• **BRIEF**
The answer should consist of each line from the data below that includes "date".

• **STORED DATA**
------------------------------------------------
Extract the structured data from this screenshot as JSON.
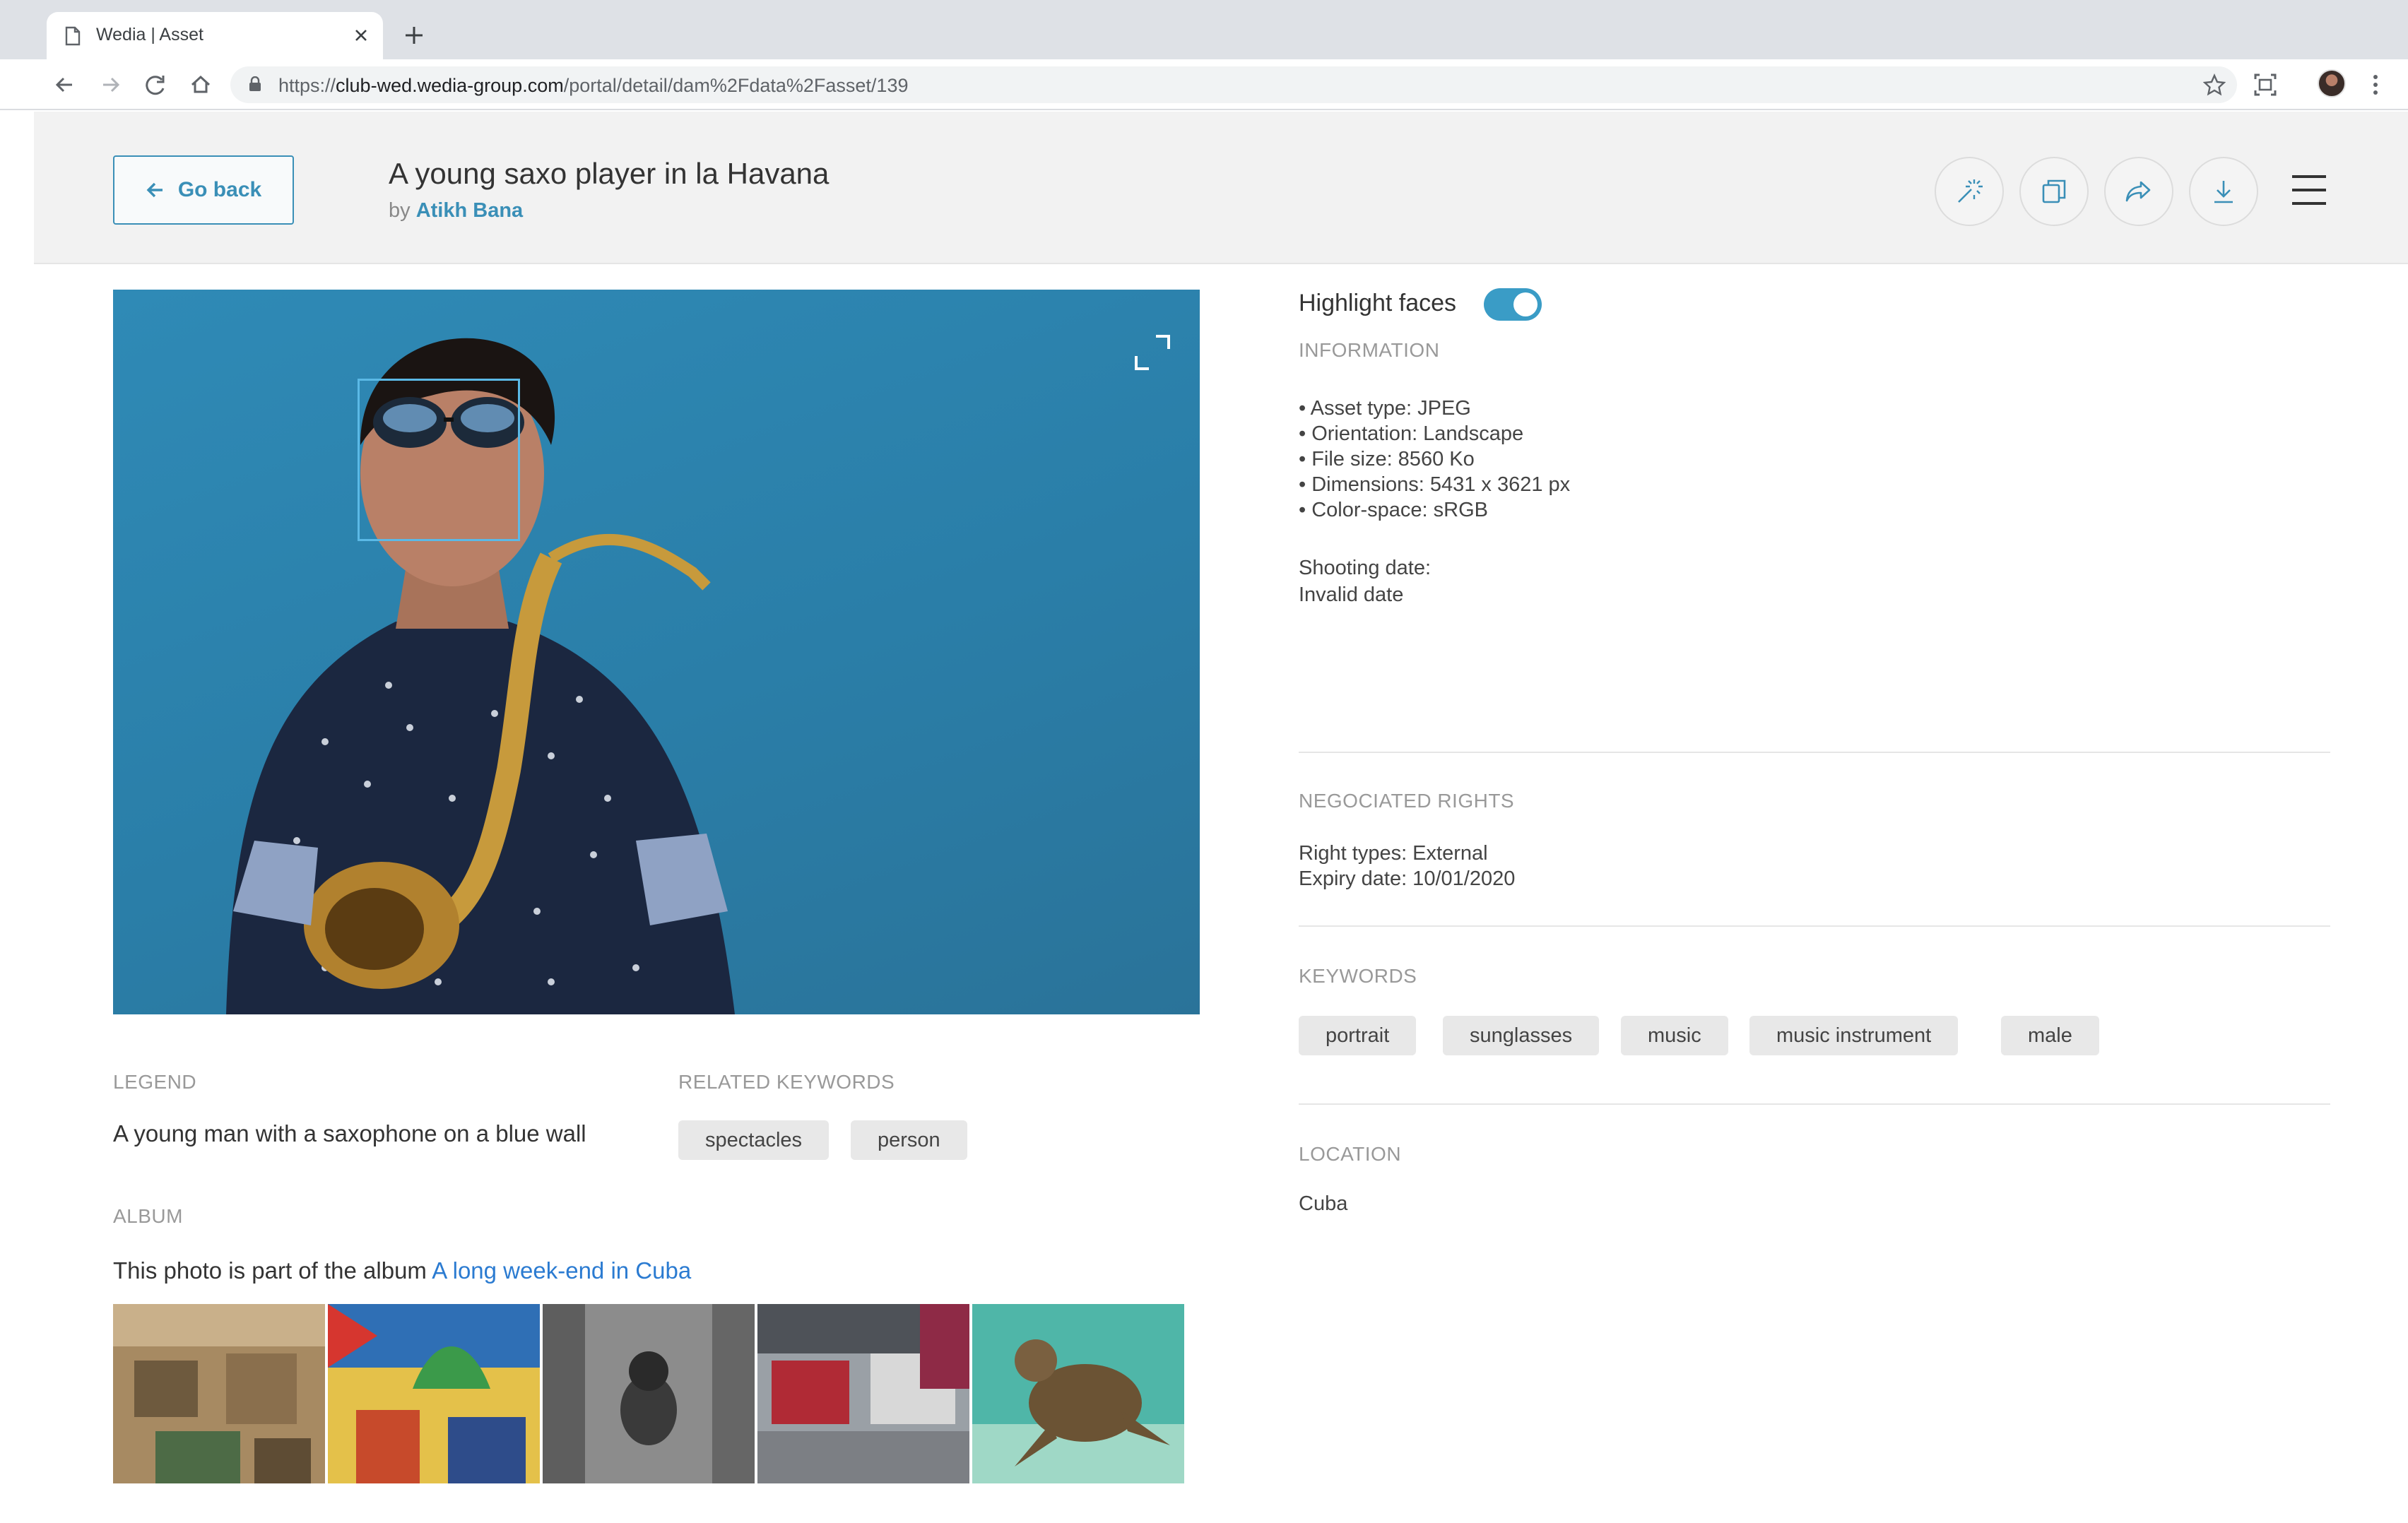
{
  "browser": {
    "tab_title": "Wedia | Asset",
    "url_prefix": "https://",
    "url_host": "club-wed.wedia-group.com",
    "url_path": "/portal/detail/dam%2Fdata%2Fasset/139"
  },
  "header": {
    "go_back_label": "Go back",
    "asset_title": "A young saxo player in la Havana",
    "by_prefix": "by",
    "author": "Atikh Bana"
  },
  "info": {
    "highlight_faces_label": "Highlight faces",
    "highlight_faces_on": true,
    "information_label": "INFORMATION",
    "information_items": [
      "• Asset type: JPEG",
      "• Orientation: Landscape",
      "• File size: 8560 Ko",
      "• Dimensions: 5431 x 3621 px",
      "• Color-space: sRGB"
    ],
    "shooting_date_label": "Shooting date:",
    "shooting_date_value": "Invalid date",
    "rights_label": "NEGOCIATED RIGHTS",
    "right_types": "Right types: External",
    "expiry_date": "Expiry date: 10/01/2020",
    "keywords_label": "KEYWORDS",
    "keywords": [
      "portrait",
      "sunglasses",
      "music",
      "music instrument",
      "male"
    ],
    "location_label": "LOCATION",
    "location_value": "Cuba"
  },
  "lower": {
    "legend_label": "LEGEND",
    "legend_text": "A young man with a saxophone on a blue wall",
    "related_label": "RELATED KEYWORDS",
    "related_keywords": [
      "spectacles",
      "person"
    ],
    "album_label": "ALBUM",
    "album_prefix": "This photo is part of the album ",
    "album_link": "A long week-end in Cuba"
  },
  "colors": {
    "accent": "#3a8fb7",
    "link": "#2b7bd1",
    "header_bg": "#f2f2f2",
    "chip_bg": "#e8e8e8"
  }
}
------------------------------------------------
• **WRITTEN SOLUTION**
    "shooting_date_label": "Shooting date:",
    "shooting_date_value": "Invalid date",
    "expiry_date": "Expiry date: 10/01/2020",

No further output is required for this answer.